DIRECTIONS FOR THIS TASK
Each line below must be set down exactly as it stands.

SUPPLIED DATA

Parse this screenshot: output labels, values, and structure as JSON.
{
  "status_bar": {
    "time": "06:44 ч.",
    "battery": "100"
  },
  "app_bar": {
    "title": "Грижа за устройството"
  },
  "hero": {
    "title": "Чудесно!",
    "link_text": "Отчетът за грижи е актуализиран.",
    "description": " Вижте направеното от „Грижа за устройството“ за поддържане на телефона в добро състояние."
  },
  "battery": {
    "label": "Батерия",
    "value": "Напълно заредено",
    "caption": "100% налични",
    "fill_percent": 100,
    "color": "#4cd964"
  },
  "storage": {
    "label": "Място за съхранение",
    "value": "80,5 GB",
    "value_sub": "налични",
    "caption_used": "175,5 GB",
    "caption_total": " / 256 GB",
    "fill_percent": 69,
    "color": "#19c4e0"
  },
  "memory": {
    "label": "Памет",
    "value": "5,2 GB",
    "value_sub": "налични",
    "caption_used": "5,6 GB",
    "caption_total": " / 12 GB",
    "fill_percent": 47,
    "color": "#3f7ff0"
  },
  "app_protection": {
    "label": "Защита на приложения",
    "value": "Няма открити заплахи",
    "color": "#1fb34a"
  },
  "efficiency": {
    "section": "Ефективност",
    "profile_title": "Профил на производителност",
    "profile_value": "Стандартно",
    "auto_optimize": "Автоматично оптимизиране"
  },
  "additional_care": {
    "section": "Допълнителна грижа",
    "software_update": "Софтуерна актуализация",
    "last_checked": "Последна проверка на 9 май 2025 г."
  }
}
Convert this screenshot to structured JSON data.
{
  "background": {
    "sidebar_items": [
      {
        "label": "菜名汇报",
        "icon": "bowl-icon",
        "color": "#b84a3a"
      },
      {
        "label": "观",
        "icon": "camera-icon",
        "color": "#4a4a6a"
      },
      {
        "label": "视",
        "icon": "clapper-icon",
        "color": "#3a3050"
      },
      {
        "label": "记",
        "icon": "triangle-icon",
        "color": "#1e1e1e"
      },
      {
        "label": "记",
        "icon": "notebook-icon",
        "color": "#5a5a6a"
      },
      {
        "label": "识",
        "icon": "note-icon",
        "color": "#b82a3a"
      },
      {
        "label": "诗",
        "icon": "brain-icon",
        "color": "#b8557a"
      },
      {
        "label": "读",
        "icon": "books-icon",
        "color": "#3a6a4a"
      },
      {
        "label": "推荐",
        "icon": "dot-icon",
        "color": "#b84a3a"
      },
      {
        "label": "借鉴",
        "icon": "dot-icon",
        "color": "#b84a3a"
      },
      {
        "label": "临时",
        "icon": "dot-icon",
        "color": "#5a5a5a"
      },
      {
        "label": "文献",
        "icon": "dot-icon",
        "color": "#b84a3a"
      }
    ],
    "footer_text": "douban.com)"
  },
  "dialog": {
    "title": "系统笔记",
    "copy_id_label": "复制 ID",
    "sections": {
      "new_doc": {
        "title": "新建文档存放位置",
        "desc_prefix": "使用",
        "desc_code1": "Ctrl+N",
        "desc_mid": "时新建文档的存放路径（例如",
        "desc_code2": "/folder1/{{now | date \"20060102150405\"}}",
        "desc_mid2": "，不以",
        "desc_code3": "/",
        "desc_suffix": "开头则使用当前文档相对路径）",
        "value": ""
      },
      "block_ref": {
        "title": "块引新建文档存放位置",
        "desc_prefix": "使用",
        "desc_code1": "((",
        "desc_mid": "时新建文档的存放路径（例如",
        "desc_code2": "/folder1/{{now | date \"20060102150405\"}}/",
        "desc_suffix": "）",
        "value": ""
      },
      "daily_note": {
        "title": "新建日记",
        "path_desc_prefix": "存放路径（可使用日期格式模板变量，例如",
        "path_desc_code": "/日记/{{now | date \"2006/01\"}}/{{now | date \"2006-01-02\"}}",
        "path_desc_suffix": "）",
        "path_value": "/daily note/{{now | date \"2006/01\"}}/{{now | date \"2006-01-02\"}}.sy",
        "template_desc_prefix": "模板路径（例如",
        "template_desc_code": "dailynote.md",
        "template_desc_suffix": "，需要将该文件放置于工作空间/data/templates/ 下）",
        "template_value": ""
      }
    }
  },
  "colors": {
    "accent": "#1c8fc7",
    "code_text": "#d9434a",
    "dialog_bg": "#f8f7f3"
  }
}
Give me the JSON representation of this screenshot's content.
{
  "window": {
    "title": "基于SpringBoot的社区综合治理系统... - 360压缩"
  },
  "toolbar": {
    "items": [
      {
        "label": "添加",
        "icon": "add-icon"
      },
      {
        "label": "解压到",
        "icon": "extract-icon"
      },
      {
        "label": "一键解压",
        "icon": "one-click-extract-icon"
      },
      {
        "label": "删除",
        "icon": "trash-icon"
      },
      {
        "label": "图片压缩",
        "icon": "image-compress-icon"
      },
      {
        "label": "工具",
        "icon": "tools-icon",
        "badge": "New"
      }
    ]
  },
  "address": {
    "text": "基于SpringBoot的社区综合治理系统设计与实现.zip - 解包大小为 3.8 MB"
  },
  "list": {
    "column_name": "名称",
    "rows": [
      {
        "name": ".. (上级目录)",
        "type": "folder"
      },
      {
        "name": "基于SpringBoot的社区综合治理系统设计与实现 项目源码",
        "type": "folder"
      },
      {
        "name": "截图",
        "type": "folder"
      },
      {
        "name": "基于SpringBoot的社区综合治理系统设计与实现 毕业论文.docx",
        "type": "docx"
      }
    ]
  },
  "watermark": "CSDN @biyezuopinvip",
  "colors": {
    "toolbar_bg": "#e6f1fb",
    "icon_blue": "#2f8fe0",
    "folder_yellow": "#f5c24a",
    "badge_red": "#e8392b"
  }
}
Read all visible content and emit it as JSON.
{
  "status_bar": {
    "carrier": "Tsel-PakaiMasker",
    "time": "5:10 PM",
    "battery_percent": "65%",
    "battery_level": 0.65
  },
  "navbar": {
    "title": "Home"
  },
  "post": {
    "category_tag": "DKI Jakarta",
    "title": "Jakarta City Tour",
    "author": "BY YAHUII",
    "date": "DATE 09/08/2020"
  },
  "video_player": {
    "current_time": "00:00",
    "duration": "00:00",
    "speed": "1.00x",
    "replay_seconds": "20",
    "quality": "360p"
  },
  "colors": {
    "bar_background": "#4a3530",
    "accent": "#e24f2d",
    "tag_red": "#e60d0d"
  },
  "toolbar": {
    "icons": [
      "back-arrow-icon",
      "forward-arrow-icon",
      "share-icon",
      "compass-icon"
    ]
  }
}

WRITTEN RESPONSE
Parse this screenshot: output labels, values, and structure as JSON.
{
  "status_bar": {
    "time": "06:44 ч.",
    "battery": "100"
  },
  "app_bar": {
    "title": "Грижа за устройството"
  },
  "hero": {
    "title": "Чудесно!",
    "link_text": "Отчетът за грижи е актуализиран.",
    "description": " Вижте направеното от „Грижа за устройството“ за поддържане на телефона в добро състояние."
  },
  "battery": {
    "label": "Батерия",
    "value": "Напълно заредено",
    "caption": "100% налични",
    "fill_percent": 100,
    "color": "#4cd964"
  },
  "storage": {
    "label": "Място за съхранение",
    "value": "80,5 GB",
    "value_sub": "налични",
    "caption_used": "175,5 GB",
    "caption_total": " / 256 GB",
    "fill_percent": 69,
    "color": "#19c4e0"
  },
  "memory": {
    "label": "Памет",
    "value": "5,2 GB",
    "value_sub": "налични",
    "caption_used": "5,6 GB",
    "caption_total": " / 12 GB",
    "fill_percent": 47,
    "color": "#3f7ff0"
  },
  "app_protection": {
    "label": "Защита на приложения",
    "value": "Няма открити заплахи",
    "color": "#1fb34a"
  },
  "efficiency": {
    "section": "Ефективност",
    "profile_title": "Профил на производителност",
    "profile_value": "Стандартно",
    "auto_optimize": "Автоматично оптимизиране"
  },
  "additional_care": {
    "section": "Допълнителна грижа",
    "software_update": "Софтуерна актуализация",
    "last_checked": "Последна проверка на 9 май 2025 г."
  }
}
Convert this screenshot to structured JSON data.
{
  "background": {
    "sidebar_items": [
      {
        "label": "菜名汇报",
        "icon": "bowl-icon",
        "color": "#b84a3a"
      },
      {
        "label": "观",
        "icon": "camera-icon",
        "color": "#4a4a6a"
      },
      {
        "label": "视",
        "icon": "clapper-icon",
        "color": "#3a3050"
      },
      {
        "label": "记",
        "icon": "triangle-icon",
        "color": "#1e1e1e"
      },
      {
        "label": "记",
        "icon": "notebook-icon",
        "color": "#5a5a6a"
      },
      {
        "label": "识",
        "icon": "note-icon",
        "color": "#b82a3a"
      },
      {
        "label": "诗",
        "icon": "brain-icon",
        "color": "#b8557a"
      },
      {
        "label": "读",
        "icon": "books-icon",
        "color": "#3a6a4a"
      },
      {
        "label": "推荐",
        "icon": "dot-icon",
        "color": "#b84a3a"
      },
      {
        "label": "借鉴",
        "icon": "dot-icon",
        "color": "#b84a3a"
      },
      {
        "label": "临时",
        "icon": "dot-icon",
        "color": "#5a5a5a"
      },
      {
        "label": "文献",
        "icon": "dot-icon",
        "color": "#b84a3a"
      }
    ],
    "footer_text": "douban.com)"
  },
  "dialog": {
    "title": "系统笔记",
    "copy_id_label": "复制 ID",
    "sections": {
      "new_doc": {
        "title": "新建文档存放位置",
        "desc_prefix": "使用",
        "desc_code1": "Ctrl+N",
        "desc_mid": "时新建文档的存放路径（例如",
        "desc_code2": "/folder1/{{now | date \"20060102150405\"}}",
        "desc_mid2": "，不以",
        "desc_code3": "/",
        "desc_suffix": "开头则使用当前文档相对路径）",
        "value": ""
      },
      "block_ref": {
        "title": "块引新建文档存放位置",
        "desc_prefix": "使用",
        "desc_code1": "((",
        "desc_mid": "时新建文档的存放路径（例如",
        "desc_code2": "/folder1/{{now | date \"20060102150405\"}}/",
        "desc_suffix": "）",
        "value": ""
      },
      "daily_note": {
        "title": "新建日记",
        "path_desc_prefix": "存放路径（可使用日期格式模板变量，例如",
        "path_desc_code": "/日记/{{now | date \"2006/01\"}}/{{now | date \"2006-01-02\"}}",
        "path_desc_suffix": "）",
        "path_value": "/daily note/{{now | date \"2006/01\"}}/{{now | date \"2006-01-02\"}}.sy",
        "template_desc_prefix": "模板路径（例如",
        "template_desc_code": "dailynote.md",
        "template_desc_suffix": "，需要将该文件放置于工作空间/data/templates/ 下）",
        "template_value": ""
      }
    }
  },
  "colors": {
    "accent": "#1c8fc7",
    "code_text": "#d9434a",
    "dialog_bg": "#f8f7f3"
  }
}
Give me the JSON representation of this screenshot's content.
{
  "window": {
    "title": "基于SpringBoot的社区综合治理系统... - 360压缩"
  },
  "toolbar": {
    "items": [
      {
        "label": "添加",
        "icon": "add-icon"
      },
      {
        "label": "解压到",
        "icon": "extract-icon"
      },
      {
        "label": "一键解压",
        "icon": "one-click-extract-icon"
      },
      {
        "label": "删除",
        "icon": "trash-icon"
      },
      {
        "label": "图片压缩",
        "icon": "image-compress-icon"
      },
      {
        "label": "工具",
        "icon": "tools-icon",
        "badge": "New"
      }
    ]
  },
  "address": {
    "text": "基于SpringBoot的社区综合治理系统设计与实现.zip - 解包大小为 3.8 MB"
  },
  "list": {
    "column_name": "名称",
    "rows": [
      {
        "name": ".. (上级目录)",
        "type": "folder"
      },
      {
        "name": "基于SpringBoot的社区综合治理系统设计与实现 项目源码",
        "type": "folder"
      },
      {
        "name": "截图",
        "type": "folder"
      },
      {
        "name": "基于SpringBoot的社区综合治理系统设计与实现 毕业论文.docx",
        "type": "docx"
      }
    ]
  },
  "watermark": "CSDN @biyezuopinvip",
  "colors": {
    "toolbar_bg": "#e6f1fb",
    "icon_blue": "#2f8fe0",
    "folder_yellow": "#f5c24a",
    "badge_red": "#e8392b"
  }
}
Read all visible content and emit it as JSON.
{
  "status_bar": {
    "carrier": "Tsel-PakaiMasker",
    "time": "5:10 PM",
    "battery_percent": "65%",
    "battery_level": 0.65
  },
  "navbar": {
    "title": "Home"
  },
  "post": {
    "category_tag": "DKI Jakarta",
    "title": "Jakarta City Tour",
    "author": "BY YAHUII",
    "date": "DATE 09/08/2020"
  },
  "video_player": {
    "current_time": "00:00",
    "duration": "00:00",
    "speed": "1.00x",
    "replay_seconds": "20",
    "quality": "360p"
  },
  "colors": {
    "bar_background": "#4a3530",
    "accent": "#e24f2d",
    "tag_red": "#e60d0d"
  },
  "toolbar": {
    "icons": [
      "back-arrow-icon",
      "forward-arrow-icon",
      "share-icon",
      "compass-icon"
    ]
  }
}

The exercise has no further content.